it lacked a central voice speaking on matters of national security,
dramatically increased media appearances last week by Tom Ridge, head of
homeland security and now unofficial point man on domestic
The criticism focused on conflicting messages coming from sources as
varied as attorney general John Ashcroft, postmaster general John E.
Potter, and the Centers for Disease Control (CDC) regarding the threat
posed by anthrax-tainted mail.
Hence the White House announced on Monday that Ridge would begin holding
at least three press conferences a week - on Mondays, Wednesdays, and
Fridays - to address matters of domestic safety and readiness. He gave
four such press conferences last week, and granted on-air interviews to
nearly every network.
"We want to brand Tom Ridge," a White House official told The Washington
Post. "When people see him, we want them to think, 'My babies are
What remains to be seen, however, is whether Ridge has the authority to
coordinate information from the 35 federal agencies he was appointed to
oversee. Capitol Hill critics claim that without the power to control
budgeting for those agencies, they will not be compelled to answer to
him, a situation that would seem to jeopardize his ability to serve as
the single voice the White House intends him to be.
Until recently the governor of Pennsylvania, Ridge was appointed head of

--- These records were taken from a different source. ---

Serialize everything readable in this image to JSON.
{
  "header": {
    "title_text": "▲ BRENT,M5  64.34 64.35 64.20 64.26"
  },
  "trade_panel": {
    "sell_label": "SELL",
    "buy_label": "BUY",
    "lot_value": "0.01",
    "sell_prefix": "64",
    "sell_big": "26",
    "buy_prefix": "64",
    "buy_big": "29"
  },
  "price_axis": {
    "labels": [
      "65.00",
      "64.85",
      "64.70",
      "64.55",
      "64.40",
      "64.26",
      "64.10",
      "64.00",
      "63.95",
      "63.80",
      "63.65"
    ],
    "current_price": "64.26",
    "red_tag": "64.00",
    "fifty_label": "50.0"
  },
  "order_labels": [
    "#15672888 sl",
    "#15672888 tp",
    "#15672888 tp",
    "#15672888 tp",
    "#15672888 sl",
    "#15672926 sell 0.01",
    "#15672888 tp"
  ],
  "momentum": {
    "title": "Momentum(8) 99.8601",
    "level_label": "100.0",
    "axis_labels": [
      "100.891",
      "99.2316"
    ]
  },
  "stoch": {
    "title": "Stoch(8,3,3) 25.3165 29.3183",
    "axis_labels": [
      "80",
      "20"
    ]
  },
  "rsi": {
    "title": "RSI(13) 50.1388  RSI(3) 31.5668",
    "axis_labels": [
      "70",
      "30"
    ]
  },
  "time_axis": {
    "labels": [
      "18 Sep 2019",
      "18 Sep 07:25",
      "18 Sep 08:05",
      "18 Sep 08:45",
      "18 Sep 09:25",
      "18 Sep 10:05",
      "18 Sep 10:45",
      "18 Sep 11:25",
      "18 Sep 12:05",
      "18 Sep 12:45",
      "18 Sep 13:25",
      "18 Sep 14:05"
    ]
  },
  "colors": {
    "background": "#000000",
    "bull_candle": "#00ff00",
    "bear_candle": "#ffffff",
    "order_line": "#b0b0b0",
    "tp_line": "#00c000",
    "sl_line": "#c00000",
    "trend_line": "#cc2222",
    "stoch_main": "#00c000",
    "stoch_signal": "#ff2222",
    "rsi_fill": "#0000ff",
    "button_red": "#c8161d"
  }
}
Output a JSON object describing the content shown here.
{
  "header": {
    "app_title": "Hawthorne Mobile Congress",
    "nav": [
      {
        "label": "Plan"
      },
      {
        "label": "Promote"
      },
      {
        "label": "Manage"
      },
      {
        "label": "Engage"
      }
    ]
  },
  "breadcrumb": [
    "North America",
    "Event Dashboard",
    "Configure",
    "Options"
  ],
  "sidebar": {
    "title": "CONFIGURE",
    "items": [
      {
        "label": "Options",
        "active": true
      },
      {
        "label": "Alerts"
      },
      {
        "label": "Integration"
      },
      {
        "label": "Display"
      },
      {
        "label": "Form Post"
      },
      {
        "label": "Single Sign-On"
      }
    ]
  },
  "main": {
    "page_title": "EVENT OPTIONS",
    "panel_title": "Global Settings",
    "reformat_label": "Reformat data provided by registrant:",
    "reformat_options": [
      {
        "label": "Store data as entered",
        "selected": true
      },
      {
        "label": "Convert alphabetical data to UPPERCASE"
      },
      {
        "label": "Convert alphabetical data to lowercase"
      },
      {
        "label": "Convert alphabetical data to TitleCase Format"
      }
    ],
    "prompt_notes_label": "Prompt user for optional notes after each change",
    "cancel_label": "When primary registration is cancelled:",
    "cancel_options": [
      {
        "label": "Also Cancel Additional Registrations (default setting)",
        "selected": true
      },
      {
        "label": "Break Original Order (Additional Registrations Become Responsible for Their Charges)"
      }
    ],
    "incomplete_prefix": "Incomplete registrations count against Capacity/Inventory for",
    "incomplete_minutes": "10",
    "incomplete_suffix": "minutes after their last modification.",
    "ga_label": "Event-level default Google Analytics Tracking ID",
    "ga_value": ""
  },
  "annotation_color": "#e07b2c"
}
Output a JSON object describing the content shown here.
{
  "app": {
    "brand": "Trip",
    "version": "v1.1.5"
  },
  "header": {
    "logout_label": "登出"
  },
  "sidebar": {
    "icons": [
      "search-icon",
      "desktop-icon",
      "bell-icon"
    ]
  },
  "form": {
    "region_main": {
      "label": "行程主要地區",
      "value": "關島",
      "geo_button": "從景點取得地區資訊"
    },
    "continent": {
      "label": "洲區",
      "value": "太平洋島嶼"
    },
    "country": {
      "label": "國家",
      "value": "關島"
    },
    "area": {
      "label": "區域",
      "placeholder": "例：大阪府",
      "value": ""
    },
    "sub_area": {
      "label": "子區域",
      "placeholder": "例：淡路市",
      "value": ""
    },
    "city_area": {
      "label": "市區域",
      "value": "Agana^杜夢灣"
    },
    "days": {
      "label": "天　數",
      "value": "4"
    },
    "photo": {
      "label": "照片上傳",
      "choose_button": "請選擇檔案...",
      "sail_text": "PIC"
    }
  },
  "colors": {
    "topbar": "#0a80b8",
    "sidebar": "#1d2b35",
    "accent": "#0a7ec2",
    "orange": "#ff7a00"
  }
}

the newly created Office of Homeland Security last month.
See Analysis, p. 11.